Paul’s sins had not yet been forgiven. He had not yet been saved from the consequences of his sins. That salvation came when he was baptized and washed away his sins. Peter later compares baptism to the sins of the world being washed away by the great flood in the days of Noah.  The waters of the flood lifted the ark up and saved the eight souls who obeyed God, and Peter makes a comparison to “the days of Noah, during the construction of the ark, in which a few, that is, eight persons, were brought safely through the water” in 1 Peter 3:20, and then writes in 3:21-22: “Corresponding to that, baptism now saves you—not the removal of dirt from the flesh, but an appeal to God for a good conscience—through the resurrection of Jesus Christ, who is at the right hand of God, having gone into heaven, after angels and authorities and powers had been subjected to Him.”

The Bible teaches that the gospel must be preached, heard, and those who believe must repent and be baptized for the remission of their sins. Paul would also write of belief that moves one to confession.  Romans 10:8-11: “But what does it say? ‘The word is near you, in your mouth and in your heart—that is, the word of faith which we are preaching, that if you confess with your mouth Jesus as Lord, and believe in your heart that God raised Him from the dead, you will be saved; for with the heart a person believes, resulting in righteousness, and with the mouth he confesses, resulting in salvation. For the Scripture says, ‘Whoever believes in Him will not be disappointed.’”

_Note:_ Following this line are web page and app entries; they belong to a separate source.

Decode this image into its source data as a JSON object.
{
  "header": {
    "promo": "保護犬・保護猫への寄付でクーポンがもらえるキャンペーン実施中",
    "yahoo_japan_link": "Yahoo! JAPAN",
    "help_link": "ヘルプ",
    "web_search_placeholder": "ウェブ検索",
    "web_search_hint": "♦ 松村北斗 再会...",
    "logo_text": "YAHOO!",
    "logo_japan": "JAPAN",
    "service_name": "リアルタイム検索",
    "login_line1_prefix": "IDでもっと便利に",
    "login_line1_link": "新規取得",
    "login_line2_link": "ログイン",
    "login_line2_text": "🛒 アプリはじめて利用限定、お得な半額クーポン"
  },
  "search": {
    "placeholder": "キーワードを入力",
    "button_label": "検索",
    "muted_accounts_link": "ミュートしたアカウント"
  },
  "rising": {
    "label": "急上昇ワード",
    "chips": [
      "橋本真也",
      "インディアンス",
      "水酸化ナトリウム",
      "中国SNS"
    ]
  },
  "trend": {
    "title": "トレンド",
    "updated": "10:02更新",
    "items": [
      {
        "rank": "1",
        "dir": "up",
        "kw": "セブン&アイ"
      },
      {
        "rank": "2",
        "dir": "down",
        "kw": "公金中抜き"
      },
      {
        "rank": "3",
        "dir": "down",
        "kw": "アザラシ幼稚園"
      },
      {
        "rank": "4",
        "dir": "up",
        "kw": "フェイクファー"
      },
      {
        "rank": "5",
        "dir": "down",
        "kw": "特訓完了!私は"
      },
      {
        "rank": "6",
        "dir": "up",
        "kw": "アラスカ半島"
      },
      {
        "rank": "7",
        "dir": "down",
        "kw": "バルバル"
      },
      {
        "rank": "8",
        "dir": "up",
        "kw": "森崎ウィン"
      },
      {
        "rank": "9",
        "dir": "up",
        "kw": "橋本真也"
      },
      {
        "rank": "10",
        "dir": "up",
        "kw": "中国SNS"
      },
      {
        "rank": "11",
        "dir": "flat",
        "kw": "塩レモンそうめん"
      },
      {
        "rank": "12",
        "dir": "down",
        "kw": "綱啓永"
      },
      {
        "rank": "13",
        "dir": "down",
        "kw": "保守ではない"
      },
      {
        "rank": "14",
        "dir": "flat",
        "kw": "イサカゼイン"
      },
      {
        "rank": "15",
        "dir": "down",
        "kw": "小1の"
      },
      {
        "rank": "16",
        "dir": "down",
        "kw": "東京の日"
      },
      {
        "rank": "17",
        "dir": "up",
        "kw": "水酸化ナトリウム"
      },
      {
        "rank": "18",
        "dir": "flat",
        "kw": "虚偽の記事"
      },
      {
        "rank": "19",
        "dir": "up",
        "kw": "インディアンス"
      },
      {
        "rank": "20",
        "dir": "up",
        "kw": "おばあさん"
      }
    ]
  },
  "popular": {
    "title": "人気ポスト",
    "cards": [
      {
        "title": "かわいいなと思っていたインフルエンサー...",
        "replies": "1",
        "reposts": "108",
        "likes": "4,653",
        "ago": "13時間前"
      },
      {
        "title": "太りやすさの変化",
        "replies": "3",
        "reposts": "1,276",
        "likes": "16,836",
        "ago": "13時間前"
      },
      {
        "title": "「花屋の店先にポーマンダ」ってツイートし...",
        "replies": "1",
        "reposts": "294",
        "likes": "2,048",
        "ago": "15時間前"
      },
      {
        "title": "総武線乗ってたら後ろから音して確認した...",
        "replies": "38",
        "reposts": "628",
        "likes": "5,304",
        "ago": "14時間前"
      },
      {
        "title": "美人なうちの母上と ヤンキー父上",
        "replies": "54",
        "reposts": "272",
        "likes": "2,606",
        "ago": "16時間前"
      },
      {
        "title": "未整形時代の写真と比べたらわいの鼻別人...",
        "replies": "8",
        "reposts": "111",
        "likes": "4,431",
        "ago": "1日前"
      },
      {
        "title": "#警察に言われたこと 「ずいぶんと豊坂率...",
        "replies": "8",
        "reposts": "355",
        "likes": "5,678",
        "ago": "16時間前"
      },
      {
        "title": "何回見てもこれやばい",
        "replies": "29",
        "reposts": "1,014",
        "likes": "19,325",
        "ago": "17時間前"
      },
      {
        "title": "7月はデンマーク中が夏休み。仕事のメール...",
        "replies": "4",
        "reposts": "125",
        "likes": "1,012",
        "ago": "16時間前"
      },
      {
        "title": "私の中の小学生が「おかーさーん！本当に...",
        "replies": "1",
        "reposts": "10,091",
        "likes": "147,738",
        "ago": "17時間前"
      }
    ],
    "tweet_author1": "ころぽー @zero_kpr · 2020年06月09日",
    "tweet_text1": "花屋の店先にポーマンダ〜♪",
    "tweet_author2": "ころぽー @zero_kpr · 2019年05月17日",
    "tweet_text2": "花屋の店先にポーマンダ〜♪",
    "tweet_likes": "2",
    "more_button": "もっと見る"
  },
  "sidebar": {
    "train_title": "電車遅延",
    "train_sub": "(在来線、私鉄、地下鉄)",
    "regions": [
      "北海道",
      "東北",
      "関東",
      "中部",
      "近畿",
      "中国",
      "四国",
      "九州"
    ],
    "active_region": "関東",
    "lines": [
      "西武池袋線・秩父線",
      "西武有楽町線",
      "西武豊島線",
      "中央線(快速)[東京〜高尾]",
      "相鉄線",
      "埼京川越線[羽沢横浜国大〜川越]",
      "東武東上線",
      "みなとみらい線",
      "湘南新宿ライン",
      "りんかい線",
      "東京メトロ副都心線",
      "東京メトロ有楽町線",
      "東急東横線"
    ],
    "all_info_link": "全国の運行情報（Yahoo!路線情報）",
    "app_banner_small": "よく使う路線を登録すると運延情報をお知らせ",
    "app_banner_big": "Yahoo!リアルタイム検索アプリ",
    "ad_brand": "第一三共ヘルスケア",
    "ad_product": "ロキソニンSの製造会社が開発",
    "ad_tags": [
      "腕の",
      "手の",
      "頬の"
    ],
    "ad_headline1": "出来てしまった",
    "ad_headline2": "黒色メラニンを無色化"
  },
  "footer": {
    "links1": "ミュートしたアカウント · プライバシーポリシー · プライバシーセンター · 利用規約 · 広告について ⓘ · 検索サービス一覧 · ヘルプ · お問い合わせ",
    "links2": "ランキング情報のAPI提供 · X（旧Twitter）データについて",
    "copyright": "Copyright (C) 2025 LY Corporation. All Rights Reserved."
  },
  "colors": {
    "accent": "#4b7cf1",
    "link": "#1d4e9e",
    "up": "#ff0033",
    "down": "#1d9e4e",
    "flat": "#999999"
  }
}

The one who truly believes is moved to discipleship, to ask what he or she must do, and then to obedience of all God calls for, namely confession, repentance, baptism, and to a life as one born again to a new life guided by the teachings of Jesus Christ and God’s word. Matthew 28:19-20: “Go therefore and make disciples of all the nations, baptizing them in the name of the Father and the Son and the Holy Spirit, teaching them to observe all that I commanded you; and lo, I am with you always, even to the end of the age.”